Lines with the word "true" are the answer; copy each of them from the data below.

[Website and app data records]
- Opening Delimiter -

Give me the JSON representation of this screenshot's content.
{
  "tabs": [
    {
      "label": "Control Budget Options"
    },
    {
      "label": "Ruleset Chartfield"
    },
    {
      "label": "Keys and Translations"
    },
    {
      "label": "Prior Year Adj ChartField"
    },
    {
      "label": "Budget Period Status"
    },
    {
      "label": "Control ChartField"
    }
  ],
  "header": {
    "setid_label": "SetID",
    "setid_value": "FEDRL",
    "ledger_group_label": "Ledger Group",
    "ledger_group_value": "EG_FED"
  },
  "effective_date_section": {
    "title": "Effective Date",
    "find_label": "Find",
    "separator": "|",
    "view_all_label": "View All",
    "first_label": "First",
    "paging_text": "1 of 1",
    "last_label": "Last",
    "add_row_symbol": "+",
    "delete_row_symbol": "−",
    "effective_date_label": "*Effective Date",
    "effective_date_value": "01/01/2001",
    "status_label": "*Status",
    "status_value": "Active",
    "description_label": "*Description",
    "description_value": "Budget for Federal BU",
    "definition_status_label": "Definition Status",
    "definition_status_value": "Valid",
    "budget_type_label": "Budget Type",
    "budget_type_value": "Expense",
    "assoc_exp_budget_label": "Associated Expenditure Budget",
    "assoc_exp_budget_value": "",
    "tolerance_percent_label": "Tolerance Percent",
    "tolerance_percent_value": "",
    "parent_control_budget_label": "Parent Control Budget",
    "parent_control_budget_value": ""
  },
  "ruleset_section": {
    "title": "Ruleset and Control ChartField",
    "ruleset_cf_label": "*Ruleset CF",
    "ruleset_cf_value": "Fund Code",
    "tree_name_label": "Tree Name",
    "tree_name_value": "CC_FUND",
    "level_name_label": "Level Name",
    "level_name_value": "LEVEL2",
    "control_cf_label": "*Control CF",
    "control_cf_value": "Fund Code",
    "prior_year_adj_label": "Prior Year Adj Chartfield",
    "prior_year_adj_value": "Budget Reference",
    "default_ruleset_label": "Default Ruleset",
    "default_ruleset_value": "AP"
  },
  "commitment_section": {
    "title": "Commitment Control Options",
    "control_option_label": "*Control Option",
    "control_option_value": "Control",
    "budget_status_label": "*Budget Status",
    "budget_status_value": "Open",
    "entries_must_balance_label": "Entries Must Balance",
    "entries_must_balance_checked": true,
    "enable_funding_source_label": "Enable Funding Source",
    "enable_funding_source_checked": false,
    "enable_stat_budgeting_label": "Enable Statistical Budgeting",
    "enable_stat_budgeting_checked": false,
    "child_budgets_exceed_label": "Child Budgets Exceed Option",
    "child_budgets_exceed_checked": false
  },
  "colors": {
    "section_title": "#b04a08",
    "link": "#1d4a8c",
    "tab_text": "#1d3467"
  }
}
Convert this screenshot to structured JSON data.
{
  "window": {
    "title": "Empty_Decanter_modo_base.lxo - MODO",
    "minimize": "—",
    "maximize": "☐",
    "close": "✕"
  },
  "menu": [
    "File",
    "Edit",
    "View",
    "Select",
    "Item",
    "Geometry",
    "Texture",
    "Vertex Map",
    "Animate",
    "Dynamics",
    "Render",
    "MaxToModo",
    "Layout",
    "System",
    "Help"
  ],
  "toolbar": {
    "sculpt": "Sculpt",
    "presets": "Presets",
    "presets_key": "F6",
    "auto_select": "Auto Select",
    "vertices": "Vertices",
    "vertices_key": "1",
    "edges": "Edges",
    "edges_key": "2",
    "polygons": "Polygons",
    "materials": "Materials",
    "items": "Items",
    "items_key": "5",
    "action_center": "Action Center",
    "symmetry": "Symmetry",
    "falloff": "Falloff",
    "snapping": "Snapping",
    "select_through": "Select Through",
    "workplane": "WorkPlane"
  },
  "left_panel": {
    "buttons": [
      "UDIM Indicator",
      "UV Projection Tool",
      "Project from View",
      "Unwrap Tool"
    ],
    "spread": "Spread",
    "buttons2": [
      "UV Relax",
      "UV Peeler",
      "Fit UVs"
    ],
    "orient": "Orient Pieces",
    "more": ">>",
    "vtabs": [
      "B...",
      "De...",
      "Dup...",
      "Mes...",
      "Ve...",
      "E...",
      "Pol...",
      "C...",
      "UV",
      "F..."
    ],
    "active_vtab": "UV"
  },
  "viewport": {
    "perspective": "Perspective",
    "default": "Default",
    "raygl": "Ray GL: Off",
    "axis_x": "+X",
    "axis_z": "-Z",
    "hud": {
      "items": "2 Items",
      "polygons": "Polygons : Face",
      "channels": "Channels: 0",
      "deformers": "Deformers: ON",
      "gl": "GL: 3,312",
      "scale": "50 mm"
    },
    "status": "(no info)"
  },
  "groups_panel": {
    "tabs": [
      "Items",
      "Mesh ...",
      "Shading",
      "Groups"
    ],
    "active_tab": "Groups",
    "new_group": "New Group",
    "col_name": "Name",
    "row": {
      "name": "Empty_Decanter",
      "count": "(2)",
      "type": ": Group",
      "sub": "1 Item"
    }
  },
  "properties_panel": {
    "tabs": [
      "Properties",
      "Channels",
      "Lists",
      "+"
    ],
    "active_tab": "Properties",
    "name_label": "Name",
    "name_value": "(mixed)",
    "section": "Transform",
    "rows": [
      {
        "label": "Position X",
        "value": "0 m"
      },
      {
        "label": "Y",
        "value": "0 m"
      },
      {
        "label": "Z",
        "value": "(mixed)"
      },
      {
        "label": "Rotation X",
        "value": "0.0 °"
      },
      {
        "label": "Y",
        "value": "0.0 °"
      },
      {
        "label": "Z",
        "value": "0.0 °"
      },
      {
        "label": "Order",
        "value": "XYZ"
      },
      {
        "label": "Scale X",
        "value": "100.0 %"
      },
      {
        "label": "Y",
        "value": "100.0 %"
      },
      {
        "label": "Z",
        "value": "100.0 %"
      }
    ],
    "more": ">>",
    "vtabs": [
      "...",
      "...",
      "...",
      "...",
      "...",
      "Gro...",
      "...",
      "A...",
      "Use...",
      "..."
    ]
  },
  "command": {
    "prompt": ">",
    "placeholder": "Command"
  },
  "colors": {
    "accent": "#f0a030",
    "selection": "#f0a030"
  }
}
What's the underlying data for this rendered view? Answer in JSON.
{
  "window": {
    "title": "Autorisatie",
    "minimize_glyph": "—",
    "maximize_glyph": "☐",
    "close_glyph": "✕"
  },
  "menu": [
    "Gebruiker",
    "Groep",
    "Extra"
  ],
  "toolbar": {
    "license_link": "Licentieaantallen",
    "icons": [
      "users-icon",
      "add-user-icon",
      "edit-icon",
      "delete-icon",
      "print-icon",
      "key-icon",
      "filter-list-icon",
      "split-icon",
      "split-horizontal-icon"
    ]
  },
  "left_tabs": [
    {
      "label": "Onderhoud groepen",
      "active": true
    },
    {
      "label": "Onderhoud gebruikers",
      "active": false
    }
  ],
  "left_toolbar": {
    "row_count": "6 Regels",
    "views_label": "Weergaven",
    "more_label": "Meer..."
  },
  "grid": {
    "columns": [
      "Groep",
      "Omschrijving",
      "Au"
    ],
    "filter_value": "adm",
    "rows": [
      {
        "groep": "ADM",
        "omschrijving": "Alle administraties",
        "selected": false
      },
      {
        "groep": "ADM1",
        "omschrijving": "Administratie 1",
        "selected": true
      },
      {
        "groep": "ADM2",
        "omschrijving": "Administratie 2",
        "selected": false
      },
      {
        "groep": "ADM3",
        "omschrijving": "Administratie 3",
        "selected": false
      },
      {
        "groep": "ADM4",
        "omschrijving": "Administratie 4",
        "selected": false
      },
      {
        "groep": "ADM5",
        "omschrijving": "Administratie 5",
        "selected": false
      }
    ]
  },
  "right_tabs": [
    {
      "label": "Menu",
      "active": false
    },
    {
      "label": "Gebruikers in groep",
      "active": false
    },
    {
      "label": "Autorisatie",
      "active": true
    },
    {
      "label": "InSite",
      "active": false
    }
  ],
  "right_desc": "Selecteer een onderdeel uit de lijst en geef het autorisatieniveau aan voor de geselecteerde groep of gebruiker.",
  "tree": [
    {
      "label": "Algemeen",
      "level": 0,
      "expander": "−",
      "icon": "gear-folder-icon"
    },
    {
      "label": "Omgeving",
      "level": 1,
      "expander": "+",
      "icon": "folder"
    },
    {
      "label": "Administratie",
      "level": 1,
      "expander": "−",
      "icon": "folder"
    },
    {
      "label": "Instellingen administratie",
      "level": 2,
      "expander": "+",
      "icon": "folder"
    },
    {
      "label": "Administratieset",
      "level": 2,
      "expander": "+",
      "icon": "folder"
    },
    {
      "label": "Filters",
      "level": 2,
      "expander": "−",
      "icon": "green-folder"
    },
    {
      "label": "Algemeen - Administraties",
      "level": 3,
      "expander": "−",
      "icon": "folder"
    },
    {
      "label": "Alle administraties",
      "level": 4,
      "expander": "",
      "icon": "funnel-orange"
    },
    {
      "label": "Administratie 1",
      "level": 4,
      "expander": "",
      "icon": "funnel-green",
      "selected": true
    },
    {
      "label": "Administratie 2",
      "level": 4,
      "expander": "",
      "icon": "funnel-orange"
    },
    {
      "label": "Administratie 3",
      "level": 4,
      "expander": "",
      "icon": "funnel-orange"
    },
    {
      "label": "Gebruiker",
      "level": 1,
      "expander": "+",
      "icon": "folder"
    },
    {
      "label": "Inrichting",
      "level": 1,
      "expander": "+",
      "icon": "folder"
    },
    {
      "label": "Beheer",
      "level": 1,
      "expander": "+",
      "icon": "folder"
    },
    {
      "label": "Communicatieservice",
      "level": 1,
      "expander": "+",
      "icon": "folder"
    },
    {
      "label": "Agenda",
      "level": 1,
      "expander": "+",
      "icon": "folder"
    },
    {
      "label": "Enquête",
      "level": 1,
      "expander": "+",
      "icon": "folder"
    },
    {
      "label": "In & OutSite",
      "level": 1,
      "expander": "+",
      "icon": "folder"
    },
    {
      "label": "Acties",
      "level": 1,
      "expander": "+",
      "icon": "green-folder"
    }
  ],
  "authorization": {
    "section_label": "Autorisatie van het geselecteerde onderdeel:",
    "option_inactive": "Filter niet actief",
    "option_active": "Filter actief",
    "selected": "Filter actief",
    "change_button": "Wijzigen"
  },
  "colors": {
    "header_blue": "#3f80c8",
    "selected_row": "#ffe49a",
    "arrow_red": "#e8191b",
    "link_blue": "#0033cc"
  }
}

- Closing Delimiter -

Solution to this problem
    "entries_must_balance_checked": true,
      "active": true
        "selected": true
      "active": true
      "selected": true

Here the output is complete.